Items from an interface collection
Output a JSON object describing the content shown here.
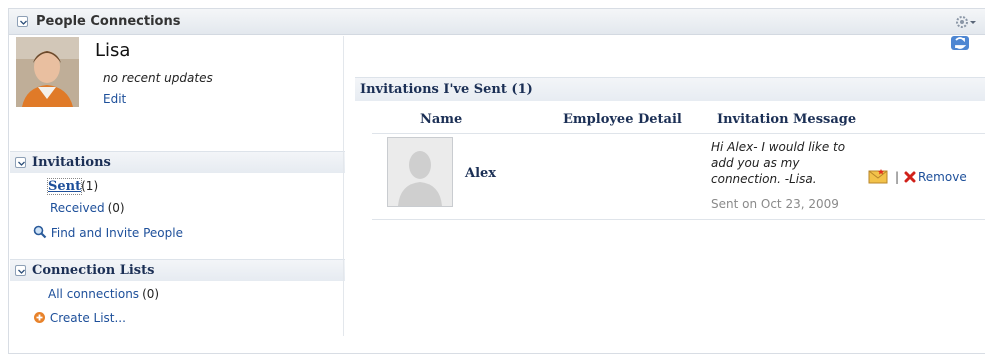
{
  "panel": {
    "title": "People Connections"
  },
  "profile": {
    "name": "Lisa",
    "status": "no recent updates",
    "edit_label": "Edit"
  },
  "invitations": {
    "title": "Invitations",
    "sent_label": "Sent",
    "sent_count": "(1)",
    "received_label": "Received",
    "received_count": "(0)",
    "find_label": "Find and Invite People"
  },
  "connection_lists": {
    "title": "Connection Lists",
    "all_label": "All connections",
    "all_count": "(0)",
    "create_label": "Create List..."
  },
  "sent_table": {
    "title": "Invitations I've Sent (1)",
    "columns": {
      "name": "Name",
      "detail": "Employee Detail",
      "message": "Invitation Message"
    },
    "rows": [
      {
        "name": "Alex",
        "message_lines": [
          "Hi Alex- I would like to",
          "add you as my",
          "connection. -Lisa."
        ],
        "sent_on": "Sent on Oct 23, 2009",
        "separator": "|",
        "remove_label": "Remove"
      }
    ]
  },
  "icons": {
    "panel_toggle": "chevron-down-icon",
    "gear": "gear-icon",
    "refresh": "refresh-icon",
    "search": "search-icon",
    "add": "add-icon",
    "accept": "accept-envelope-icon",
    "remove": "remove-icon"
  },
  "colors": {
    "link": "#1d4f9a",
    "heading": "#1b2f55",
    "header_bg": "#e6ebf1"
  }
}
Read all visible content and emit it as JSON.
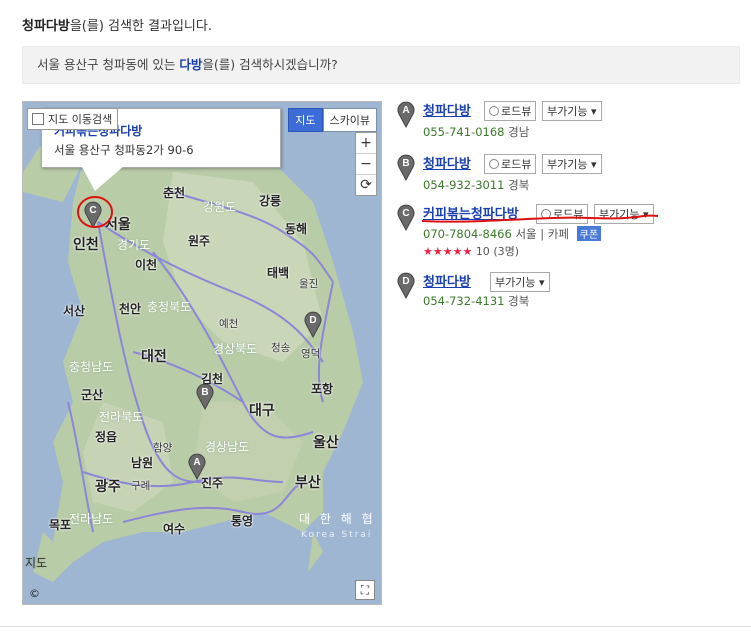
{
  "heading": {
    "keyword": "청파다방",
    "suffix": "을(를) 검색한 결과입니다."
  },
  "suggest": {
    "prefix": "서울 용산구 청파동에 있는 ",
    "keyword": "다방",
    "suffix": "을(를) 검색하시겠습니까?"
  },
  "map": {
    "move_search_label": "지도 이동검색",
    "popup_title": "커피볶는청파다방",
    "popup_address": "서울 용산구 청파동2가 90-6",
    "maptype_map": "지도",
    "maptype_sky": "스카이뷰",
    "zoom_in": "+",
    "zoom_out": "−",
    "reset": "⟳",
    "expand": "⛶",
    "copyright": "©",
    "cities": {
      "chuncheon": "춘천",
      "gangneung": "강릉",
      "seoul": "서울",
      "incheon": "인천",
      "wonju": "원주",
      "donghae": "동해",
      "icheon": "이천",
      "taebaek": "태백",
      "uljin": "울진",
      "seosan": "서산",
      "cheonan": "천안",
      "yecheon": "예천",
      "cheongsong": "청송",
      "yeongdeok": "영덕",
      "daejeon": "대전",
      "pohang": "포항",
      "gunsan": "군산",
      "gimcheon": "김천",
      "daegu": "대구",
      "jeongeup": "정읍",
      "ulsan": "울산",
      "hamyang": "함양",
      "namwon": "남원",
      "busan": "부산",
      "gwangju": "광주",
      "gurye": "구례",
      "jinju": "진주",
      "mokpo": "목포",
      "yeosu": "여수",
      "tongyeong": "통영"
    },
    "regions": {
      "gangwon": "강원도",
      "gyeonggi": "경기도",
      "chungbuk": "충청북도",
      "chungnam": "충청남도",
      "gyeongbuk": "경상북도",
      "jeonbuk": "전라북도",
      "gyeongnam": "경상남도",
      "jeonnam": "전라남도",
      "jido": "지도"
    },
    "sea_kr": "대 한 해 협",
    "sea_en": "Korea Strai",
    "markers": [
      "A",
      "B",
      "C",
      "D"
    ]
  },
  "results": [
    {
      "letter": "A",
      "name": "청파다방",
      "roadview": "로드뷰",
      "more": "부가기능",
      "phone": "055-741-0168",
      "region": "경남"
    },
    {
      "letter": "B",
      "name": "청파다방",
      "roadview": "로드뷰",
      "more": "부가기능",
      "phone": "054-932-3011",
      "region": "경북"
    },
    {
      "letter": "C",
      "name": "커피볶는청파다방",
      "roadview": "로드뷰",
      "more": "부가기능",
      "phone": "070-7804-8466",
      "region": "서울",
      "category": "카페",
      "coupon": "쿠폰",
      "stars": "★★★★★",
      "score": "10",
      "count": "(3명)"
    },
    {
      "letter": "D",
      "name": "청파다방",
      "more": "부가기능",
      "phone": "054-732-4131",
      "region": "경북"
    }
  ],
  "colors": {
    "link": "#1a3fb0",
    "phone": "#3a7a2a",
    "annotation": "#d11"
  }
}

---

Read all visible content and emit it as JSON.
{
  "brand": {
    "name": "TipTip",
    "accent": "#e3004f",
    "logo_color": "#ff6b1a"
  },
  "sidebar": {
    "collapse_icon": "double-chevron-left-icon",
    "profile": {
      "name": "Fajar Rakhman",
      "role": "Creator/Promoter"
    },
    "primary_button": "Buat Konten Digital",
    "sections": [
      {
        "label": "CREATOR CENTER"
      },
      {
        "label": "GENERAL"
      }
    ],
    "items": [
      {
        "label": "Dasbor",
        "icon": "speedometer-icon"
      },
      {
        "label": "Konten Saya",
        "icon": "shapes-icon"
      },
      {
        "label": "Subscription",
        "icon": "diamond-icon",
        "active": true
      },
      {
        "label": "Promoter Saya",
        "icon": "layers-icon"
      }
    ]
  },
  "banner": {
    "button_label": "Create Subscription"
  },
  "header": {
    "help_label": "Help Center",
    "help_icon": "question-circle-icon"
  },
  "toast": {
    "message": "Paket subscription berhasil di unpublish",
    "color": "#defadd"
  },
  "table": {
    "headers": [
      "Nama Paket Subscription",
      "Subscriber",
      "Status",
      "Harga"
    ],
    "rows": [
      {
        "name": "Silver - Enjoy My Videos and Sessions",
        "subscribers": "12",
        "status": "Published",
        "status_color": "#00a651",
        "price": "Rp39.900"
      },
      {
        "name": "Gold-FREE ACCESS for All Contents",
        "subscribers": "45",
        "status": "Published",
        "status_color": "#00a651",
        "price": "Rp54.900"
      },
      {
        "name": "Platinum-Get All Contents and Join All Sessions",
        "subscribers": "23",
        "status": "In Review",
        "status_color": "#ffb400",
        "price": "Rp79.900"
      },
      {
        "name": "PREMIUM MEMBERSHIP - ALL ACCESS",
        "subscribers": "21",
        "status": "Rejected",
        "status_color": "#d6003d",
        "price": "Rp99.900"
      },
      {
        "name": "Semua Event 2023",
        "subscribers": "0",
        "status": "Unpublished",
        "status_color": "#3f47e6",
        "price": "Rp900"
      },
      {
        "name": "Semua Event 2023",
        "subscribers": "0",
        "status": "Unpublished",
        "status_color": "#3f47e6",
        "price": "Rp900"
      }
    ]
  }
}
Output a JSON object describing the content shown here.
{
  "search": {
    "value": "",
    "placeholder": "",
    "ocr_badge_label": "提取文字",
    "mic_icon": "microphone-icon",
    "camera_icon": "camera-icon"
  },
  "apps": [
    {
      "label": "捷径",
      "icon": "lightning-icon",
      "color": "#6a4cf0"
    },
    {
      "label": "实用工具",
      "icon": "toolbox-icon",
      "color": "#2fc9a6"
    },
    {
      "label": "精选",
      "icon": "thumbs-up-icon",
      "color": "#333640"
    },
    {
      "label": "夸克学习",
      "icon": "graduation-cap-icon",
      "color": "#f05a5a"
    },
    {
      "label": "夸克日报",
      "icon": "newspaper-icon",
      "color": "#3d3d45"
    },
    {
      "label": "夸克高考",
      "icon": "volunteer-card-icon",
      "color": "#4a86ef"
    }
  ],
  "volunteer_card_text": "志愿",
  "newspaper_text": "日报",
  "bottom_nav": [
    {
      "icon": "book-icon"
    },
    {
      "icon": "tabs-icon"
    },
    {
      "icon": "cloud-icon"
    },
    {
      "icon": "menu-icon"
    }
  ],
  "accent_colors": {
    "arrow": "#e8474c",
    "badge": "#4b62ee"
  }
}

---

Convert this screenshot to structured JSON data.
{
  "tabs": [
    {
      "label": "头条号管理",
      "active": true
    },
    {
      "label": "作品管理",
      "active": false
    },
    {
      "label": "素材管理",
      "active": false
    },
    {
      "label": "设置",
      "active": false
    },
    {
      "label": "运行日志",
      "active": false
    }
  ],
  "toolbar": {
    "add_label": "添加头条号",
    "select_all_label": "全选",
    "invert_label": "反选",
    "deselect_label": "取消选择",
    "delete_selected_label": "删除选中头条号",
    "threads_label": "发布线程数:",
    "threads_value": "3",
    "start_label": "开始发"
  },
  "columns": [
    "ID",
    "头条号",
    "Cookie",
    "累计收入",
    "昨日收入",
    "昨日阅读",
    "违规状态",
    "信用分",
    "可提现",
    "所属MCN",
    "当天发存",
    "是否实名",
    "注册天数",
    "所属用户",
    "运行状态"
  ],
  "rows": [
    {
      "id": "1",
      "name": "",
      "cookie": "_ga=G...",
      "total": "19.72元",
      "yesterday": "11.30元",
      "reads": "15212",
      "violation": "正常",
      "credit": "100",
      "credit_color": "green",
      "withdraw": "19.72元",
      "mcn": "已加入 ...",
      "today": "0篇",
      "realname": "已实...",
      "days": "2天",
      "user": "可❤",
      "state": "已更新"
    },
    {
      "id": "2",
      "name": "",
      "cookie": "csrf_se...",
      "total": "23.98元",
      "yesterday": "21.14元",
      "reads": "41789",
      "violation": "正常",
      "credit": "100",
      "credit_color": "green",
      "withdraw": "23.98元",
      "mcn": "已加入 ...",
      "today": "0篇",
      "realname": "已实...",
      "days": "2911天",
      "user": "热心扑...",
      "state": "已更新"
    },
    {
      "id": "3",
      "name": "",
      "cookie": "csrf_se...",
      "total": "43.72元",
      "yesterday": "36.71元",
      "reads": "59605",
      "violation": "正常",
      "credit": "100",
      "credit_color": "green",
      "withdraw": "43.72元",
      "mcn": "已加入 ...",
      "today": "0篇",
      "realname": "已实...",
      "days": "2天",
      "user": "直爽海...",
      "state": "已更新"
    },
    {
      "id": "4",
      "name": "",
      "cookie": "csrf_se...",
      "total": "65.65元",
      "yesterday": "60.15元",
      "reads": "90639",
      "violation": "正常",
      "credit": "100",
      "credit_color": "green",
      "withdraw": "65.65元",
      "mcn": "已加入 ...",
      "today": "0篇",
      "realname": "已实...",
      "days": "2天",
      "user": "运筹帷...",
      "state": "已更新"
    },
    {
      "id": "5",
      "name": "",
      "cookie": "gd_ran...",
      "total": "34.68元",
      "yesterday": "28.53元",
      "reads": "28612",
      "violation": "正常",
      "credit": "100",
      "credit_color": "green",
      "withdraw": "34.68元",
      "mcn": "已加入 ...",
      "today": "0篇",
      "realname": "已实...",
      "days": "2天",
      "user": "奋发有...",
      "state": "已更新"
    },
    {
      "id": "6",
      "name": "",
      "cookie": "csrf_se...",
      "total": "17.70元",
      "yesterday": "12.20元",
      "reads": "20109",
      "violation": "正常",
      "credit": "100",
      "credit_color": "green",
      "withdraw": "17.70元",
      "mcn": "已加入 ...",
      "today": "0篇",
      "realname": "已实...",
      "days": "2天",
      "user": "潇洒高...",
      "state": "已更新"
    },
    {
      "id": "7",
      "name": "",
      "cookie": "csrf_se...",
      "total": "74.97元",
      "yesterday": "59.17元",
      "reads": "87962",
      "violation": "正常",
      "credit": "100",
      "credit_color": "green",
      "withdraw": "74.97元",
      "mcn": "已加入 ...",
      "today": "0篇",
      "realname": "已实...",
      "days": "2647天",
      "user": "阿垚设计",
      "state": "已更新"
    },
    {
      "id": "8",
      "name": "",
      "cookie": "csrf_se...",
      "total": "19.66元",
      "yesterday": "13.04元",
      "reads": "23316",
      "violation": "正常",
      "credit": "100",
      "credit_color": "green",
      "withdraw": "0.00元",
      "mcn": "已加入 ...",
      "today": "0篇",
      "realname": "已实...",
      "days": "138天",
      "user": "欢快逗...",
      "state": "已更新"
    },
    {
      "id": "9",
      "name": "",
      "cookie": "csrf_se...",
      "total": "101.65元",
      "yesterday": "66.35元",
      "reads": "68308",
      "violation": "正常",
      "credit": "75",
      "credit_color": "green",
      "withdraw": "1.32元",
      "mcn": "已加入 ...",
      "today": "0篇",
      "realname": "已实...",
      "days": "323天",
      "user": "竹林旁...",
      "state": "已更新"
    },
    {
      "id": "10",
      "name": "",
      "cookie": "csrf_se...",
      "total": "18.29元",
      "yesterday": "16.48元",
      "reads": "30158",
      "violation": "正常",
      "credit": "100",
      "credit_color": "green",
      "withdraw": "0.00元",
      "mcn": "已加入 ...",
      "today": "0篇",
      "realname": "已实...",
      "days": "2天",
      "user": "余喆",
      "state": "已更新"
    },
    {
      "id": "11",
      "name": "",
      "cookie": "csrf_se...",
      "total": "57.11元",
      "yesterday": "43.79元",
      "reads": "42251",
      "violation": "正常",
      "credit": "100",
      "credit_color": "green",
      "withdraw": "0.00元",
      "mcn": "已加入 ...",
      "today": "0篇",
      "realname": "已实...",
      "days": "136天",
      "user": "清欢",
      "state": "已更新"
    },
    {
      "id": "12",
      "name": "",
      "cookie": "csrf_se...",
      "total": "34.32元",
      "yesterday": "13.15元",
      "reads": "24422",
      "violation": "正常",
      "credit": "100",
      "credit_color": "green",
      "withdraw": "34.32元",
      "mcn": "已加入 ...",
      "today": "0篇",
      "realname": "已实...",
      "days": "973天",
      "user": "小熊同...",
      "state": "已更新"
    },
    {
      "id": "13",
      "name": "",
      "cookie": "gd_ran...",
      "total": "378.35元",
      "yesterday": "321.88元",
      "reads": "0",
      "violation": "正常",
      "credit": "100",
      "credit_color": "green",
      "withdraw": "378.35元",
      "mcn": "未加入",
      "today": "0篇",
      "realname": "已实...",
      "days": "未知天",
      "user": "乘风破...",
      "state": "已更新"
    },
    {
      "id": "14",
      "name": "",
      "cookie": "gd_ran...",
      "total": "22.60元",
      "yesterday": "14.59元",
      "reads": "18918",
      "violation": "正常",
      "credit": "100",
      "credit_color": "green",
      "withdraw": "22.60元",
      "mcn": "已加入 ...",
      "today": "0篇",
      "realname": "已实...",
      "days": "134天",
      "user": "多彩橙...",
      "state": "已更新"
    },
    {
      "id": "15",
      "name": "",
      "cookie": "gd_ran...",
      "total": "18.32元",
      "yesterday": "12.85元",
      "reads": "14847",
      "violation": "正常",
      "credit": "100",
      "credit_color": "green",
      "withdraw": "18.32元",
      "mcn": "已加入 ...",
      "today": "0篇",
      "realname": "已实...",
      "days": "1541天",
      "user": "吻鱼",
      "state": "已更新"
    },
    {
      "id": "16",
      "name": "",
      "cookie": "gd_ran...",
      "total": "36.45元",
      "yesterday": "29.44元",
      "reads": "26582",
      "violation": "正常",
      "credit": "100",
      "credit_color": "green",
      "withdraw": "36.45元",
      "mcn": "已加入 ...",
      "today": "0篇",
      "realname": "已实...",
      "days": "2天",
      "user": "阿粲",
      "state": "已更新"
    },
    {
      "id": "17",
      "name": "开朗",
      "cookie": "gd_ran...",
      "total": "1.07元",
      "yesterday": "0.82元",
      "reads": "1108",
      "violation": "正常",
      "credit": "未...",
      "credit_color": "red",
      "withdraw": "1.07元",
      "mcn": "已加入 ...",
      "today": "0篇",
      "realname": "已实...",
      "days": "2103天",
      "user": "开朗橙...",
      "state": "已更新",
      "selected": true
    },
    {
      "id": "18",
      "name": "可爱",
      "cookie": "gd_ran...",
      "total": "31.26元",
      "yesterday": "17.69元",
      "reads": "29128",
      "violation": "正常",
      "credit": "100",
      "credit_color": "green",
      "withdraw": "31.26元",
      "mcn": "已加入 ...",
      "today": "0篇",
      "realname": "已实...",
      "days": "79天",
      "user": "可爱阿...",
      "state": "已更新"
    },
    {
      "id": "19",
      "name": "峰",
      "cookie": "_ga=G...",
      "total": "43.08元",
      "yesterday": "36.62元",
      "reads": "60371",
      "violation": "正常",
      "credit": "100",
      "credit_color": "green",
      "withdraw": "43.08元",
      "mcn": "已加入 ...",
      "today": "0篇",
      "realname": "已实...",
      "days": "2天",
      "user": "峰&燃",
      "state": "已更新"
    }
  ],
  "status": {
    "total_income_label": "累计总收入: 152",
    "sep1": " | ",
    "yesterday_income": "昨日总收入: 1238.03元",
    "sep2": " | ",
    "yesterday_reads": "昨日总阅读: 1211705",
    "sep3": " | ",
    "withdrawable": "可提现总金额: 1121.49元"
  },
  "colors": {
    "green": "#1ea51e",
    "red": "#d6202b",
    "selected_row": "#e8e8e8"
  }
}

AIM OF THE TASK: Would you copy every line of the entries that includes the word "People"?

REPLY TO THE EXERCISE:
    "title": "People Connections"
    "find_label": "Find and Invite People"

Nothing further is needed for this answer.